The site of a vacant sawmill property in Wrangell could potentially be the city’s next deep-water port or industrial park.
It may be the last massive, privately owned waterfront property in Wrangell. It’s the site of Wrangell’s former lumber mill about six miles south of downtown. When the mill was operating it commanded a local payroll of $10 million a year. But these days the only million dollar amenity is the view.
“Can you imagine coming to work and looking at this everyday,” says Terri Wenger, the real estate agent that’s listed the property. She says when it first hit the market there was skepticism within the community about revitalizing the site of the sawmill that closed in 1995.
“I know when it first came out that we were doing it, everyone was like ‘yeah right.’ But we are really doing this, and it is going to take us some time, but it really is going to happen,” Wenger says.
The former mill site is owned by 81-year-old Betty Buhler. She’s the widow of Richard Buhler who owned Silver Bay Logging that developed the mill. He died in 2016.
Last March, Petersburg-based Anchor Properties listed the former mill for $2.7 million.
Aside from the ocean view, there isn’t much to see. There’s the dock. There’s a barge turned bunkhouse and a few empty warehouses. Other than that, just plenty of open space.
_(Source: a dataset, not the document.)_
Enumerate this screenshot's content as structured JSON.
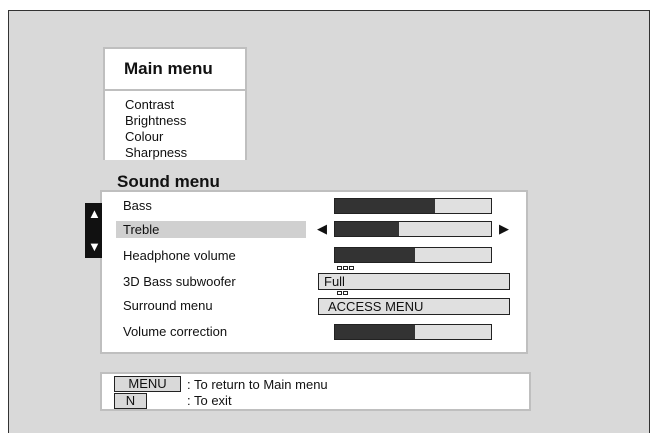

“I mean the potential is anything,” says Wrangell City Manager Lisa Von Bargen. The city has been interested in buying and redeveloping this land for years. There’s been talk of using it for an industrial park for private businesses.
The land is solid, no need for filling or grading. But there’s no water or utilities. It would be expensive for any would-be developer to secure that kind of infrastructure.
The Wrangell assembly had been in negotiations to buy the mill property for much of last year. But talks ended in October after the assembly decided it was too much for the city to take on at this time.
Construction company owner Todd White says he’s interested in making an offer. The Wrangell contractor says he wants to keep the mill site in the private sector.
“We’re excited that Mrs. Buhler is stepping it up and putting it on the private market,” White says.
He said the city already owns a few properties it could work on selling or developing before taking on another.
A property comprised over a dozen lots. But the plan is to further subdivide those lots into smaller parcels. It could be the key to getting things moving. Wenger says she’s aiming for one to five-acre parcels.
“It’d be different if a barge company was coming out here, they need a lot of land. You don’t need 11 acres for a welding shop,” Wenger says.
Surveying work is being done. But so far no application to subdivide has been filed with the city. In the meantime, Wrangell’s former mill property lies vacant.